§ **What this task involves**
The records are to be restated in their entirety, word for word.

------ Exercise materials ------

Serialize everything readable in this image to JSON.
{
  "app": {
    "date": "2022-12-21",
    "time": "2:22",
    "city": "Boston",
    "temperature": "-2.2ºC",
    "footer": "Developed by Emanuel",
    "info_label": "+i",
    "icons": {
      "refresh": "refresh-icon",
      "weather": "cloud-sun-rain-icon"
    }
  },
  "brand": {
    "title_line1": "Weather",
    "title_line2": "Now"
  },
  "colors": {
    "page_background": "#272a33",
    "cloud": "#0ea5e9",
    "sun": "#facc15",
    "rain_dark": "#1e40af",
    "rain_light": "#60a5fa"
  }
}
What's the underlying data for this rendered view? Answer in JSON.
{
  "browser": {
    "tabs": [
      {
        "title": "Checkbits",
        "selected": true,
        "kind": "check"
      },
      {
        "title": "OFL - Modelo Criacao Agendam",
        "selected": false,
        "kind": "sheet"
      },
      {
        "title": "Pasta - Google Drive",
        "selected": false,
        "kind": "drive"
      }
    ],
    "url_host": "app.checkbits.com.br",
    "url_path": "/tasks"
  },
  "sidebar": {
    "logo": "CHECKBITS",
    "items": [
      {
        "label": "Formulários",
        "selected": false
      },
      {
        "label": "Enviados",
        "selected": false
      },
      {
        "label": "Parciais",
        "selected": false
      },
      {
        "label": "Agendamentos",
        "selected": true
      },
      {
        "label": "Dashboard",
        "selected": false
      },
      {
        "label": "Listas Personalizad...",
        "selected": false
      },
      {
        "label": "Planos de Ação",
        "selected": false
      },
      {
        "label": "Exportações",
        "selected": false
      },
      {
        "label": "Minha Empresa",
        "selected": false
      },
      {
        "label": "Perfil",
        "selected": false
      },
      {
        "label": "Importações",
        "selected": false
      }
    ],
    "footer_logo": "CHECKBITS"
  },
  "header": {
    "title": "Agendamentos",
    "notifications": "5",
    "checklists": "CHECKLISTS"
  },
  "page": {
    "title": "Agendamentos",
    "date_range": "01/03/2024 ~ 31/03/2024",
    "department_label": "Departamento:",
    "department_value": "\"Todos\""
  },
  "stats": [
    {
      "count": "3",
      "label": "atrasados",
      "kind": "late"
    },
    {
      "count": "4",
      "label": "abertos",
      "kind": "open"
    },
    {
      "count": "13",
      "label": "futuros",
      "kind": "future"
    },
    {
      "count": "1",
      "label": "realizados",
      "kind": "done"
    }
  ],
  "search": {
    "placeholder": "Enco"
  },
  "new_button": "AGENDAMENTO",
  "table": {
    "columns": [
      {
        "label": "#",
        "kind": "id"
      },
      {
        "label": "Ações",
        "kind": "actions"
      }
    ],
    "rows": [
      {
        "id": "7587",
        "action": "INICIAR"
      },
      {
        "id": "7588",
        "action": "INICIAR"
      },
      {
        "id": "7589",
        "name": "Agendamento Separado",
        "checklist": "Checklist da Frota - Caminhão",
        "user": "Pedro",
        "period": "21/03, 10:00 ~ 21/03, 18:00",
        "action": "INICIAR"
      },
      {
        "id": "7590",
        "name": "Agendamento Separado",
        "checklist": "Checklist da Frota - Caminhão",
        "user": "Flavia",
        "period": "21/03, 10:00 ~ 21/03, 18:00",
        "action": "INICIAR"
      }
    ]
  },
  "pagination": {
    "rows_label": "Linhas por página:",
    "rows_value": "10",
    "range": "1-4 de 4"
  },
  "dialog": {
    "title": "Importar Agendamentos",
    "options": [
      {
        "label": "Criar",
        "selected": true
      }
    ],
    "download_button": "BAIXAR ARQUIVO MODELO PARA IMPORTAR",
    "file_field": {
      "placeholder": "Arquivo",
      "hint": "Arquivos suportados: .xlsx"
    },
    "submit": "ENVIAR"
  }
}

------

§ **Task result**
Serialize everything readable in this image to JSON.
{
  "app": {
    "date": "2022-12-21",
    "time": "2:22",
    "city": "Boston",
    "temperature": "-2.2ºC",
    "footer": "Developed by Emanuel",
    "info_label": "+i",
    "icons": {
      "refresh": "refresh-icon",
      "weather": "cloud-sun-rain-icon"
    }
  },
  "brand": {
    "title_line1": "Weather",
    "title_line2": "Now"
  },
  "colors": {
    "page_background": "#272a33",
    "cloud": "#0ea5e9",
    "sun": "#facc15",
    "rain_dark": "#1e40af",
    "rain_light": "#60a5fa"
  }
}
What's the underlying data for this rendered view? Answer in JSON.
{
  "browser": {
    "tabs": [
      {
        "title": "Checkbits",
        "selected": true,
        "kind": "check"
      },
      {
        "title": "OFL - Modelo Criacao Agendam",
        "selected": false,
        "kind": "sheet"
      },
      {
        "title": "Pasta - Google Drive",
        "selected": false,
        "kind": "drive"
      }
    ],
    "url_host": "app.checkbits.com.br",
    "url_path": "/tasks"
  },
  "sidebar": {
    "logo": "CHECKBITS",
    "items": [
      {
        "label": "Formulários",
        "selected": false
      },
      {
        "label": "Enviados",
        "selected": false
      },
      {
        "label": "Parciais",
        "selected": false
      },
      {
        "label": "Agendamentos",
        "selected": true
      },
      {
        "label": "Dashboard",
        "selected": false
      },
      {
        "label": "Listas Personalizad...",
        "selected": false
      },
      {
        "label": "Planos de Ação",
        "selected": false
      },
      {
        "label": "Exportações",
        "selected": false
      },
      {
        "label": "Minha Empresa",
        "selected": false
      },
      {
        "label": "Perfil",
        "selected": false
      },
      {
        "label": "Importações",
        "selected": false
      }
    ],
    "footer_logo": "CHECKBITS"
  },
  "header": {
    "title": "Agendamentos",
    "notifications": "5",
    "checklists": "CHECKLISTS"
  },
  "page": {
    "title": "Agendamentos",
    "date_range": "01/03/2024 ~ 31/03/2024",
    "department_label": "Departamento:",
    "department_value": "\"Todos\""
  },
  "stats": [
    {
      "count": "3",
      "label": "atrasados",
      "kind": "late"
    },
    {
      "count": "4",
      "label": "abertos",
      "kind": "open"
    },
    {
      "count": "13",
      "label": "futuros",
      "kind": "future"
    },
    {
      "count": "1",
      "label": "realizados",
      "kind": "done"
    }
  ],
  "search": {
    "placeholder": "Enco"
  },
  "new_button": "AGENDAMENTO",
  "table": {
    "columns": [
      {
        "label": "#",
        "kind": "id"
      },
      {
        "label": "Ações",
        "kind": "actions"
      }
    ],
    "rows": [
      {
        "id": "7587",
        "action": "INICIAR"
      },
      {
        "id": "7588",
        "action": "INICIAR"
      },
      {
        "id": "7589",
        "name": "Agendamento Separado",
        "checklist": "Checklist da Frota - Caminhão",
        "user": "Pedro",
        "period": "21/03, 10:00 ~ 21/03, 18:00",
        "action": "INICIAR"
      },
      {
        "id": "7590",
        "name": "Agendamento Separado",
        "checklist": "Checklist da Frota - Caminhão",
        "user": "Flavia",
        "period": "21/03, 10:00 ~ 21/03, 18:00",
        "action": "INICIAR"
      }
    ]
  },
  "pagination": {
    "rows_label": "Linhas por página:",
    "rows_value": "10",
    "range": "1-4 de 4"
  },
  "dialog": {
    "title": "Importar Agendamentos",
    "options": [
      {
        "label": "Criar",
        "selected": true
      }
    ],
    "download_button": "BAIXAR ARQUIVO MODELO PARA IMPORTAR",
    "file_field": {
      "placeholder": "Arquivo",
      "hint": "Arquivos suportados: .xlsx"
    },
    "submit": "ENVIAR"
  }
}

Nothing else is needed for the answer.